— WHAT YOU HAVE TO DO —
Copy each entry below exactly. No images.

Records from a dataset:
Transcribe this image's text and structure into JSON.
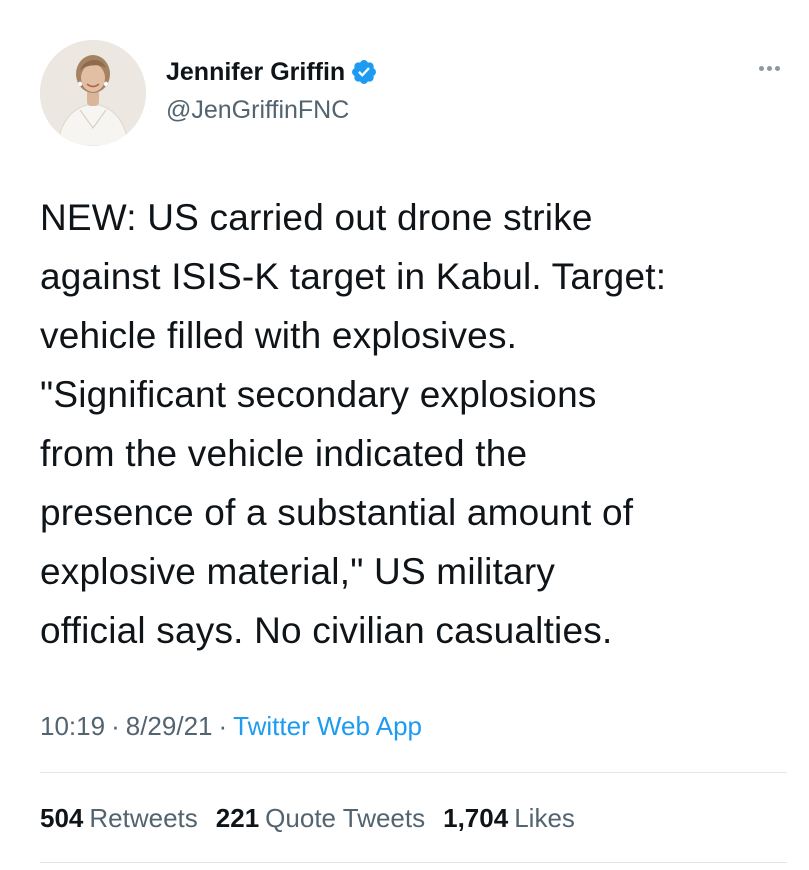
{
  "author": {
    "name": "Jennifer Griffin",
    "handle": "@JenGriffinFNC",
    "verified": true
  },
  "tweet": {
    "text": "NEW: US carried out drone strike\nagainst ISIS-K target in Kabul. Target:\nvehicle filled with explosives.\n\"Significant secondary explosions\nfrom the vehicle indicated the\npresence of a substantial amount of\nexplosive material,\" US military\nofficial says. No civilian casualties."
  },
  "meta": {
    "time": "10:19",
    "separator1": "·",
    "date": "8/29/21",
    "separator2": "·",
    "source": "Twitter Web App"
  },
  "stats": {
    "retweets_count": "504",
    "retweets_label": "Retweets",
    "quotes_count": "221",
    "quotes_label": "Quote Tweets",
    "likes_count": "1,704",
    "likes_label": "Likes"
  },
  "colors": {
    "accent": "#1d9bf0",
    "text_primary": "#0f1419",
    "text_secondary": "#536471",
    "divider": "#e1e6ea"
  },
  "icons": {
    "verified": "verified-badge-icon",
    "more": "more-options-icon"
  }
}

— WRITTEN SOLUTION —
Transcribe this image's text and structure into JSON.
{
  "author": {
    "name": "Jennifer Griffin",
    "handle": "@JenGriffinFNC",
    "verified": true
  },
  "tweet": {
    "text": "NEW: US carried out drone strike\nagainst ISIS-K target in Kabul. Target:\nvehicle filled with explosives.\n\"Significant secondary explosions\nfrom the vehicle indicated the\npresence of a substantial amount of\nexplosive material,\" US military\nofficial says. No civilian casualties."
  },
  "meta": {
    "time": "10:19",
    "separator1": "·",
    "date": "8/29/21",
    "separator2": "·",
    "source": "Twitter Web App"
  },
  "stats": {
    "retweets_count": "504",
    "retweets_label": "Retweets",
    "quotes_count": "221",
    "quotes_label": "Quote Tweets",
    "likes_count": "1,704",
    "likes_label": "Likes"
  },
  "colors": {
    "accent": "#1d9bf0",
    "text_primary": "#0f1419",
    "text_secondary": "#536471",
    "divider": "#e1e6ea"
  },
  "icons": {
    "verified": "verified-badge-icon",
    "more": "more-options-icon"
  }
}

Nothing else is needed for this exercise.